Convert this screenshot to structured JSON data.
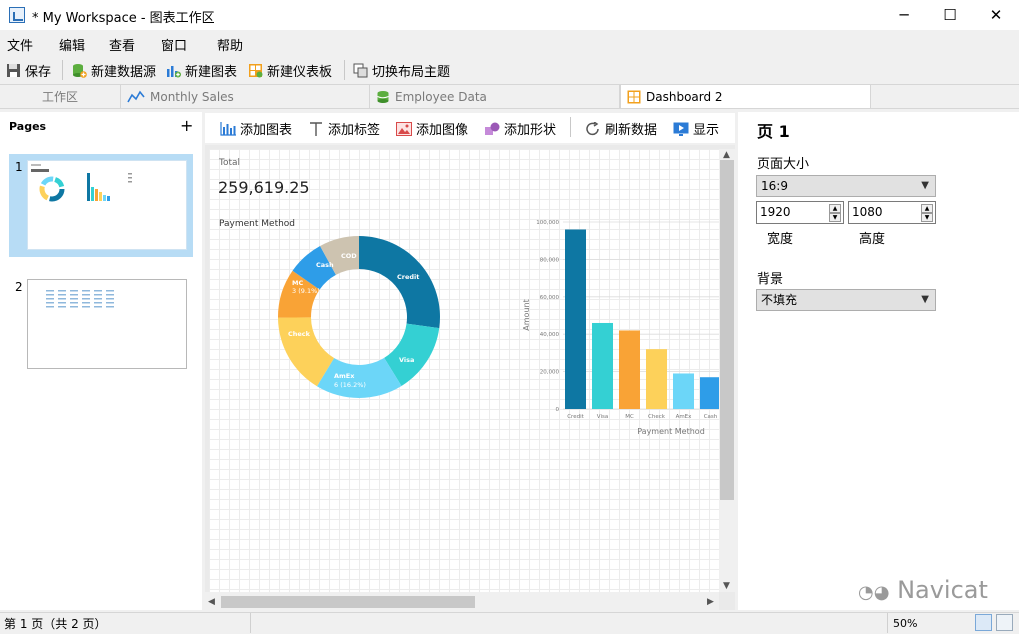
{
  "window": {
    "title": "* My Workspace - 图表工作区",
    "minimize": "─",
    "maximize": "☐",
    "close": "✕"
  },
  "menu": [
    "文件",
    "编辑",
    "查看",
    "窗口",
    "帮助"
  ],
  "toolbar": {
    "save": "保存",
    "new_datasource": "新建数据源",
    "new_chart": "新建图表",
    "new_dashboard": "新建仪表板",
    "switch_theme": "切换布局主题"
  },
  "tabs": [
    {
      "label": "工作区",
      "icon": "none"
    },
    {
      "label": "Monthly Sales",
      "icon": "line-chart-icon"
    },
    {
      "label": "Employee Data",
      "icon": "database-icon"
    },
    {
      "label": "Dashboard 2",
      "icon": "dashboard-icon"
    }
  ],
  "pages": {
    "title": "Pages",
    "add": "+",
    "items": [
      {
        "number": "1"
      },
      {
        "number": "2"
      }
    ]
  },
  "canvas_toolbar": {
    "add_chart": "添加图表",
    "add_label": "添加标签",
    "add_image": "添加图像",
    "add_shape": "添加形状",
    "refresh": "刷新数据",
    "display": "显示"
  },
  "dashboard": {
    "total_label": "Total",
    "total_value": "259,619.25",
    "donut_title": "Payment Method",
    "donut_labels": {
      "credit": "Credit",
      "visa": "Visa",
      "amex": "AmEx",
      "amex_pct": "6 (16.2%)",
      "check": "Check",
      "mc": "MC",
      "mc_pct": "3 (9.1%)",
      "cash": "Cash",
      "cod": "COD"
    }
  },
  "chart_data": [
    {
      "type": "pie",
      "title": "Payment Method",
      "categories": [
        "Credit",
        "Visa",
        "AmEx",
        "Check",
        "MC",
        "Cash",
        "COD"
      ],
      "values": [
        25.2,
        13.0,
        16.2,
        15.0,
        9.1,
        6.8,
        7.4
      ],
      "colors": [
        "#0e77a3",
        "#34d0d3",
        "#6cd6f8",
        "#fdd15a",
        "#f9a336",
        "#2e9de8",
        "#cdc3b0"
      ],
      "hole": true
    },
    {
      "type": "bar",
      "categories": [
        "Credit",
        "Visa",
        "MC",
        "Check",
        "AmEx",
        "Cash"
      ],
      "values": [
        96000,
        46000,
        42000,
        32000,
        19000,
        17000
      ],
      "colors": [
        "#0e77a3",
        "#34d0d3",
        "#f9a336",
        "#fdd15a",
        "#6cd6f8",
        "#2e9de8"
      ],
      "xlabel": "Payment Method",
      "ylabel": "Amount",
      "ylim": [
        0,
        100000
      ],
      "yticks": [
        "0",
        "20,000",
        "40,000",
        "60,000",
        "80,000",
        "100,000"
      ],
      "grid": true
    }
  ],
  "properties": {
    "title": "页 1",
    "page_size_label": "页面大小",
    "page_size": "16:9",
    "width_value": "1920",
    "height_value": "1080",
    "width_label": "宽度",
    "height_label": "高度",
    "background_label": "背景",
    "background": "不填充"
  },
  "status": {
    "page_info": "第 1 页（共 2 页）",
    "zoom": "50%",
    "watermark": "Navicat"
  }
}
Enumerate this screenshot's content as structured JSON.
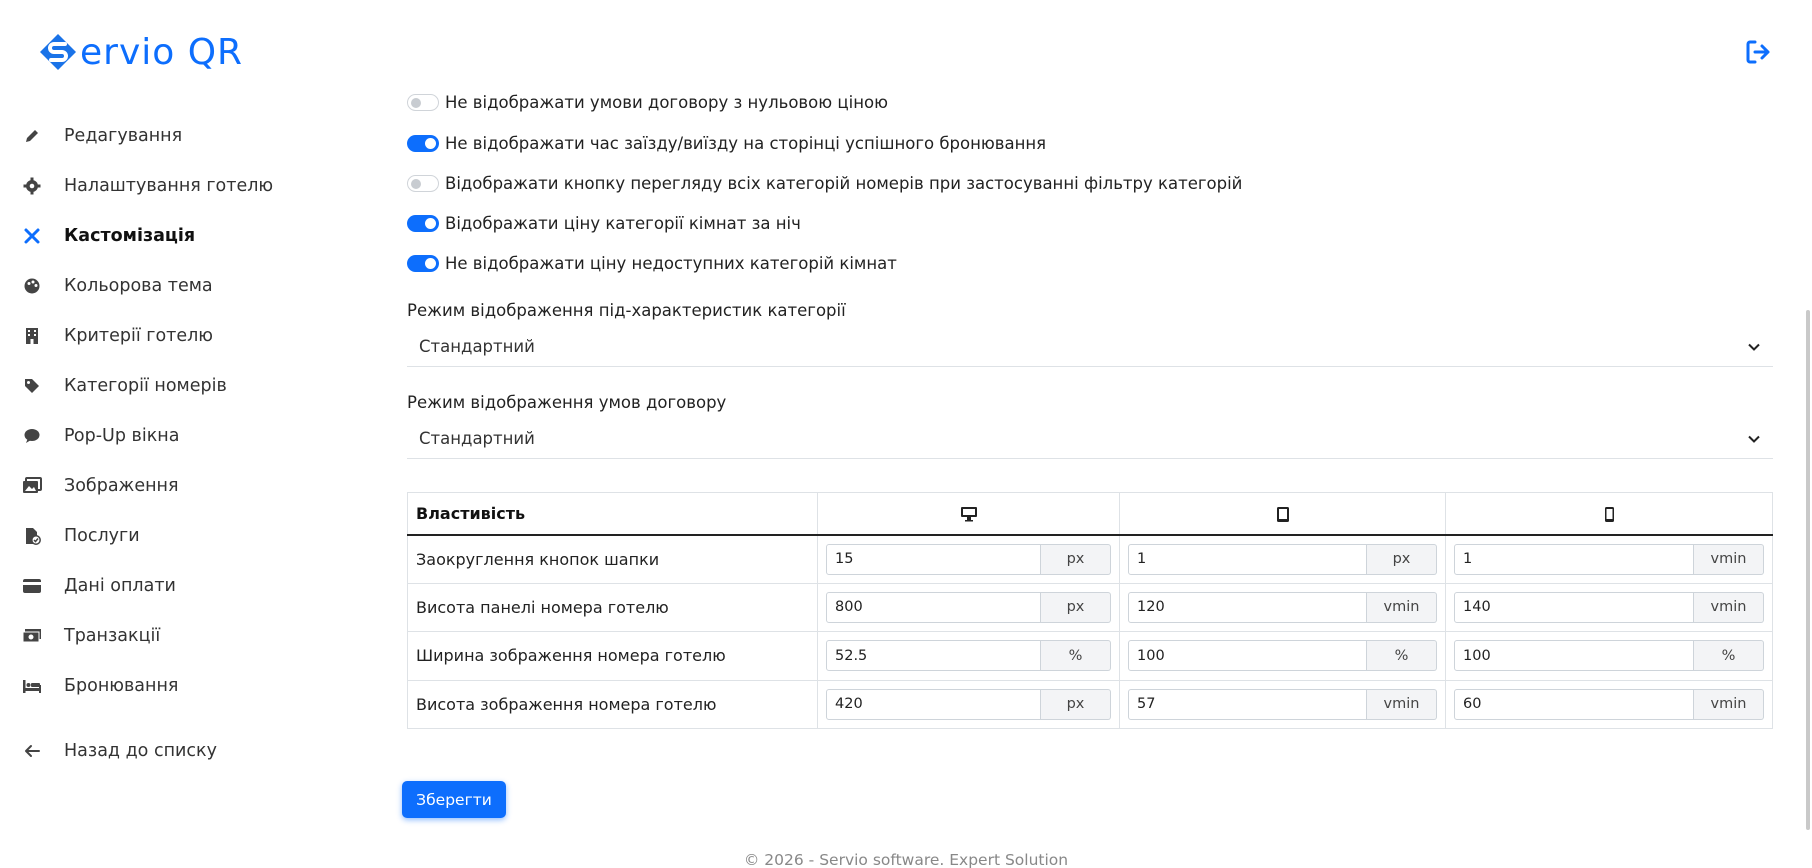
{
  "brand": {
    "logo_text": "ervio QR",
    "logo_icon": "servio-s-logo-icon",
    "accent": "#0d6efd"
  },
  "header": {
    "logout_icon": "logout-icon"
  },
  "sidebar": {
    "items": [
      {
        "label": "Редагування",
        "icon": "pencil-icon"
      },
      {
        "label": "Налаштування готелю",
        "icon": "gear-icon"
      },
      {
        "label": "Кастомізація",
        "icon": "tools-icon",
        "active": true
      },
      {
        "label": "Кольорова тема",
        "icon": "palette-icon"
      },
      {
        "label": "Критерії готелю",
        "icon": "building-icon"
      },
      {
        "label": "Категорії номерів",
        "icon": "tag-icon"
      },
      {
        "label": "Pop-Up вікна",
        "icon": "chat-bubble-icon"
      },
      {
        "label": "Зображення",
        "icon": "images-icon"
      },
      {
        "label": "Послуги",
        "icon": "file-check-icon"
      },
      {
        "label": "Дані оплати",
        "icon": "credit-card-icon"
      },
      {
        "label": "Транзакції",
        "icon": "money-icon"
      },
      {
        "label": "Бронювання",
        "icon": "bed-icon"
      }
    ],
    "back": {
      "label": "Назад до списку",
      "icon": "arrow-left-icon"
    }
  },
  "main": {
    "toggles": [
      {
        "label": "Не відображати умови договору з нульовою ціною",
        "on": false
      },
      {
        "label": "Не відображати час заїзду/виїзду на сторінці успішного бронювання",
        "on": true
      },
      {
        "label": "Відображати кнопку перегляду всіх категорій номерів при застосуванні фільтру категорій",
        "on": false
      },
      {
        "label": "Відображати ціну категорії кімнат за ніч",
        "on": true
      },
      {
        "label": "Не відображати ціну недоступних категорій кімнат",
        "on": true
      }
    ],
    "subfeature_mode": {
      "label": "Режим відображення під-характеристик категорії",
      "value": "Стандартний"
    },
    "contract_mode": {
      "label": "Режим відображення умов договору",
      "value": "Стандартний"
    },
    "table": {
      "header_property": "Властивість",
      "device_icons": [
        "desktop-icon",
        "tablet-icon",
        "phone-icon"
      ],
      "rows": [
        {
          "name": "Заокруглення кнопок шапки",
          "cells": [
            {
              "value": "15",
              "unit": "px"
            },
            {
              "value": "1",
              "unit": "px"
            },
            {
              "value": "1",
              "unit": "vmin"
            }
          ]
        },
        {
          "name": "Висота панелі номера готелю",
          "cells": [
            {
              "value": "800",
              "unit": "px"
            },
            {
              "value": "120",
              "unit": "vmin"
            },
            {
              "value": "140",
              "unit": "vmin"
            }
          ]
        },
        {
          "name": "Ширина зображення номера готелю",
          "cells": [
            {
              "value": "52.5",
              "unit": "%"
            },
            {
              "value": "100",
              "unit": "%"
            },
            {
              "value": "100",
              "unit": "%"
            }
          ]
        },
        {
          "name": "Висота зображення номера готелю",
          "cells": [
            {
              "value": "420",
              "unit": "px"
            },
            {
              "value": "57",
              "unit": "vmin"
            },
            {
              "value": "60",
              "unit": "vmin"
            }
          ]
        }
      ]
    },
    "save_label": "Зберегти"
  },
  "footer": {
    "text": "© 2026 - Servio software. Expert Solution"
  }
}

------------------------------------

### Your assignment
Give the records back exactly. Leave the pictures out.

### Task answer
Convert this screenshot to structured JSON data.
{
  "window": {
    "title": "* My Workspace - 图表工作区",
    "minimize": "─",
    "maximize": "☐",
    "close": "✕"
  },
  "menu": [
    "文件",
    "编辑",
    "查看",
    "窗口",
    "帮助"
  ],
  "toolbar": {
    "save": "保存",
    "new_datasource": "新建数据源",
    "new_chart": "新建图表",
    "new_dashboard": "新建仪表板",
    "switch_theme": "切换布局主题"
  },
  "tabs": [
    {
      "label": "工作区",
      "icon": "none"
    },
    {
      "label": "Monthly Sales",
      "icon": "line-chart-icon"
    },
    {
      "label": "Employee Data",
      "icon": "database-icon"
    },
    {
      "label": "Dashboard 2",
      "icon": "dashboard-icon"
    }
  ],
  "pages": {
    "title": "Pages",
    "add": "+",
    "items": [
      {
        "number": "1"
      },
      {
        "number": "2"
      }
    ]
  },
  "canvas_toolbar": {
    "add_chart": "添加图表",
    "add_label": "添加标签",
    "add_image": "添加图像",
    "add_shape": "添加形状",
    "refresh": "刷新数据",
    "display": "显示"
  },
  "dashboard": {
    "total_label": "Total",
    "total_value": "259,619.25",
    "donut_title": "Payment Method",
    "donut_labels": {
      "credit": "Credit",
      "visa": "Visa",
      "amex": "AmEx",
      "amex_pct": "6 (16.2%)",
      "check": "Check",
      "mc": "MC",
      "mc_pct": "3 (9.1%)",
      "cash": "Cash",
      "cod": "COD"
    }
  },
  "chart_data": [
    {
      "type": "pie",
      "title": "Payment Method",
      "categories": [
        "Credit",
        "Visa",
        "AmEx",
        "Check",
        "MC",
        "Cash",
        "COD"
      ],
      "values": [
        25.2,
        13.0,
        16.2,
        15.0,
        9.1,
        6.8,
        7.4
      ],
      "colors": [
        "#0e77a3",
        "#34d0d3",
        "#6cd6f8",
        "#fdd15a",
        "#f9a336",
        "#2e9de8",
        "#cdc3b0"
      ],
      "hole": true
    },
    {
      "type": "bar",
      "categories": [
        "Credit",
        "Visa",
        "MC",
        "Check",
        "AmEx",
        "Cash"
      ],
      "values": [
        96000,
        46000,
        42000,
        32000,
        19000,
        17000
      ],
      "colors": [
        "#0e77a3",
        "#34d0d3",
        "#f9a336",
        "#fdd15a",
        "#6cd6f8",
        "#2e9de8"
      ],
      "xlabel": "Payment Method",
      "ylabel": "Amount",
      "ylim": [
        0,
        100000
      ],
      "yticks": [
        "0",
        "20,000",
        "40,000",
        "60,000",
        "80,000",
        "100,000"
      ],
      "grid": true
    }
  ],
  "properties": {
    "title": "页 1",
    "page_size_label": "页面大小",
    "page_size": "16:9",
    "width_value": "1920",
    "height_value": "1080",
    "width_label": "宽度",
    "height_label": "高度",
    "background_label": "背景",
    "background": "不填充"
  },
  "status": {
    "page_info": "第 1 页（共 2 页）",
    "zoom": "50%",
    "watermark": "Navicat"
  }
}
Enumerate this screenshot's content as structured JSON.
{
  "brand": {
    "logo_text": "ervio QR",
    "logo_icon": "servio-s-logo-icon",
    "accent": "#0d6efd"
  },
  "header": {
    "logout_icon": "logout-icon"
  },
  "sidebar": {
    "items": [
      {
        "label": "Редагування",
        "icon": "pencil-icon"
      },
      {
        "label": "Налаштування готелю",
        "icon": "gear-icon"
      },
      {
        "label": "Кастомізація",
        "icon": "tools-icon",
        "active": true
      },
      {
        "label": "Кольорова тема",
        "icon": "palette-icon"
      },
      {
        "label": "Критерії готелю",
        "icon": "building-icon"
      },
      {
        "label": "Категорії номерів",
        "icon": "tag-icon"
      },
      {
        "label": "Pop-Up вікна",
        "icon": "chat-bubble-icon"
      },
      {
        "label": "Зображення",
        "icon": "images-icon"
      },
      {
        "label": "Послуги",
        "icon": "file-check-icon"
      },
      {
        "label": "Дані оплати",
        "icon": "credit-card-icon"
      },
      {
        "label": "Транзакції",
        "icon": "money-icon"
      },
      {
        "label": "Бронювання",
        "icon": "bed-icon"
      }
    ],
    "back": {
      "label": "Назад до списку",
      "icon": "arrow-left-icon"
    }
  },
  "main": {
    "toggles": [
      {
        "label": "Не відображати умови договору з нульовою ціною",
        "on": false
      },
      {
        "label": "Не відображати час заїзду/виїзду на сторінці успішного бронювання",
        "on": true
      },
      {
        "label": "Відображати кнопку перегляду всіх категорій номерів при застосуванні фільтру категорій",
        "on": false
      },
      {
        "label": "Відображати ціну категорії кімнат за ніч",
        "on": true
      },
      {
        "label": "Не відображати ціну недоступних категорій кімнат",
        "on": true
      }
    ],
    "subfeature_mode": {
      "label": "Режим відображення під-характеристик категорії",
      "value": "Стандартний"
    },
    "contract_mode": {
      "label": "Режим відображення умов договору",
      "value": "Стандартний"
    },
    "table": {
      "header_property": "Властивість",
      "device_icons": [
        "desktop-icon",
        "tablet-icon",
        "phone-icon"
      ],
      "rows": [
        {
          "name": "Заокруглення кнопок шапки",
          "cells": [
            {
              "value": "15",
              "unit": "px"
            },
            {
              "value": "1",
              "unit": "px"
            },
            {
              "value": "1",
              "unit": "vmin"
            }
          ]
        },
        {
          "name": "Висота панелі номера готелю",
          "cells": [
            {
              "value": "800",
              "unit": "px"
            },
            {
              "value": "120",
              "unit": "vmin"
            },
            {
              "value": "140",
              "unit": "vmin"
            }
          ]
        },
        {
          "name": "Ширина зображення номера готелю",
          "cells": [
            {
              "value": "52.5",
              "unit": "%"
            },
            {
              "value": "100",
              "unit": "%"
            },
            {
              "value": "100",
              "unit": "%"
            }
          ]
        },
        {
          "name": "Висота зображення номера готелю",
          "cells": [
            {
              "value": "420",
              "unit": "px"
            },
            {
              "value": "57",
              "unit": "vmin"
            },
            {
              "value": "60",
              "unit": "vmin"
            }
          ]
        }
      ]
    },
    "save_label": "Зберегти"
  },
  "footer": {
    "text": "© 2026 - Servio software. Expert Solution"
  }
}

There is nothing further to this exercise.